Are tanning beds more dangerous than spending time the sun?

Tanning beds work by emitting UV radiation, the same UV radiation that is produced by the sun, so using a tanning bed is not a way to protect your skin. UV radiation can damage the skin and cause melanoma, the deadliest form of skin cancer, as well as other types of skin cancer. Studies have shown that the risk of malignant melanoma rises with regular use of tanning beds, and, in fact, a 2014 study found that the number of skin cancer cases due to tanning is higher than the number of lung cancer cases due to smoking.

According to the Skin Cancer Foundation, even occasional use of tanning beds before 30 can increase a person’s risk of melanoma by 75 percent. The National Cancer Institute states that “the incidence of pediatric melanoma (under the age of 20) increased by an average of 2 percent per year between 1973 and 2009. The increased incidence was especially notable in females between the ages of 15 and 19 years,” a demographic that commonly frequents tanning beds in order to get a “base tan” and avoid a sunburn.

According to the CDC this is a common and dangerous misconception as a tan is the body’s response to injury from UV rays, showing that damage has been done, not a protection from future damage. All tanned skin is damaged skin.

For more information, contact Courtney Britton, librarian at Cancer Services of Greater Baton Rouge, at (225) 927-2273,, or visit the Education Center at 550 Lobdell Ave., Baton Rouge.

ä Internet Resources:

The Burning Truth - CDC

Unusual Cancers: Childhood – National Cancer Institute

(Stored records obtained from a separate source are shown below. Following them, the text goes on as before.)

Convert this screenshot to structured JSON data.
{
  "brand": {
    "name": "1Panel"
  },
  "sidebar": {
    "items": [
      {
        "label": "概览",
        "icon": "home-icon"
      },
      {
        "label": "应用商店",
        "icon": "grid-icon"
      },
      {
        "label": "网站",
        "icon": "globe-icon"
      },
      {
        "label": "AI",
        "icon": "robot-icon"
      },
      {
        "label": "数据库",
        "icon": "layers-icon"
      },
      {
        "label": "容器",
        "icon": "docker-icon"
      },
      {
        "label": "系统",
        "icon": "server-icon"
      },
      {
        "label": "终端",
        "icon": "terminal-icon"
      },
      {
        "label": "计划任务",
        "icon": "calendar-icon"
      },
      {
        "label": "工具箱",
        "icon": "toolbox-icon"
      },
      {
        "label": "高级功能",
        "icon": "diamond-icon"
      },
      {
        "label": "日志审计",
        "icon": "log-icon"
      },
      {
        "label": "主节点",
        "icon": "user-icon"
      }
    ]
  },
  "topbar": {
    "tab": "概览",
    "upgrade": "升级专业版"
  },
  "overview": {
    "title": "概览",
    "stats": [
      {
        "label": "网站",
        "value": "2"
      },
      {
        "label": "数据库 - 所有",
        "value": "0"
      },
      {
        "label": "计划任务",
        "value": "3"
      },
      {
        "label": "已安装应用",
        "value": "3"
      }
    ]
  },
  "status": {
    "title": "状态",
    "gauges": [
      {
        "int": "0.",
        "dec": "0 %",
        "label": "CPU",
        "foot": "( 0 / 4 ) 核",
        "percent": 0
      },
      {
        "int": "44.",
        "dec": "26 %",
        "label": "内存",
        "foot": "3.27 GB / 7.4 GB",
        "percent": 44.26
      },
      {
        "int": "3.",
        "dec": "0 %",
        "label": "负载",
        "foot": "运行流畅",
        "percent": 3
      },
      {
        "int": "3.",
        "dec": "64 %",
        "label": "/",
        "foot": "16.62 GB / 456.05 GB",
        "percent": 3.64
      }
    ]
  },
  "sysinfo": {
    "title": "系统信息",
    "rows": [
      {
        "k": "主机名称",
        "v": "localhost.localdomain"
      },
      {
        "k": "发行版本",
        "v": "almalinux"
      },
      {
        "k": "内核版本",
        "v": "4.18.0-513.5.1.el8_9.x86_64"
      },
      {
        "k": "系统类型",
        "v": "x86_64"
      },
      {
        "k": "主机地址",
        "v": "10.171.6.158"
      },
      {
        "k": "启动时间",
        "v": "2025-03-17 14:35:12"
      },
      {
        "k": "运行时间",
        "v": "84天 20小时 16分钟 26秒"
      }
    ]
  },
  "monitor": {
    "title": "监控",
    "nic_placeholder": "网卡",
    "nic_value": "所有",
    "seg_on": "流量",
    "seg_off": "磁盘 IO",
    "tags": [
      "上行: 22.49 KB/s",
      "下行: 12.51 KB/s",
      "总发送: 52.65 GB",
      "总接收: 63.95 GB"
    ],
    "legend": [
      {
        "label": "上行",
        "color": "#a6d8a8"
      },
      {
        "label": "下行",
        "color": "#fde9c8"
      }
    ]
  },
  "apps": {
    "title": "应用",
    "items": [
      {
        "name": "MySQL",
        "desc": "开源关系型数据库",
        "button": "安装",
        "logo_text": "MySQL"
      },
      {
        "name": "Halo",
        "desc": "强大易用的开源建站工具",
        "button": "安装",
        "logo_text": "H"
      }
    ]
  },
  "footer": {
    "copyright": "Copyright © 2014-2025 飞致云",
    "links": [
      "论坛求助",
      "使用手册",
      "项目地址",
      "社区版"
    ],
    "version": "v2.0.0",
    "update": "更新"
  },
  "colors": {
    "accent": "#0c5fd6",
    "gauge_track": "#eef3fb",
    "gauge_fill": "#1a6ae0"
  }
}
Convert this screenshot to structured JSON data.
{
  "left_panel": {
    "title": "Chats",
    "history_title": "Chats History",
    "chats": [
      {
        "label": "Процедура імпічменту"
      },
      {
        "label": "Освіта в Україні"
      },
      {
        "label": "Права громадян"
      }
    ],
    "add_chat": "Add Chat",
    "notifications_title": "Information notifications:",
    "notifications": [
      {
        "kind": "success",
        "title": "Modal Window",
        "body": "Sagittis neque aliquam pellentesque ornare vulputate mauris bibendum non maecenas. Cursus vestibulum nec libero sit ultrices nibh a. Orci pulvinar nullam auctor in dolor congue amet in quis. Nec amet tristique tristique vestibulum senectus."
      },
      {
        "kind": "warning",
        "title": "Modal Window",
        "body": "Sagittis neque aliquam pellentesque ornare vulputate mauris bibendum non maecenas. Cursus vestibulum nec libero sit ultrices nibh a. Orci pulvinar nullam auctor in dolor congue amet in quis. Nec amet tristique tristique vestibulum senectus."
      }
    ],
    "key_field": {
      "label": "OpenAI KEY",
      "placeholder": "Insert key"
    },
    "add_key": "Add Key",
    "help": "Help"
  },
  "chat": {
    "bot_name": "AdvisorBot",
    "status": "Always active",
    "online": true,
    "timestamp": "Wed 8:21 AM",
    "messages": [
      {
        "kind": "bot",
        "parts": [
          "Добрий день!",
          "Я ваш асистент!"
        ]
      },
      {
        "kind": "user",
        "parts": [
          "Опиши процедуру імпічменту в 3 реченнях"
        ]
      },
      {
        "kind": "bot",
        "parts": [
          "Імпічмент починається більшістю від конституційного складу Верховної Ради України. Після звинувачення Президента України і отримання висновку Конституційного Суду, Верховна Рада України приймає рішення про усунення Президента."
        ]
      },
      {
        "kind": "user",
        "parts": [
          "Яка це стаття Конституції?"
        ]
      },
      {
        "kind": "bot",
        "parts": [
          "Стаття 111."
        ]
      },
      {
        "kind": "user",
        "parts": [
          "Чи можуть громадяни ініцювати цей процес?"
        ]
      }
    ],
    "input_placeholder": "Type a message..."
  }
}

The Skin Cancer Foundation – Tanning

This column is presented as a service by Cancer Services of Greater Baton Rouge, a United Way affiliate.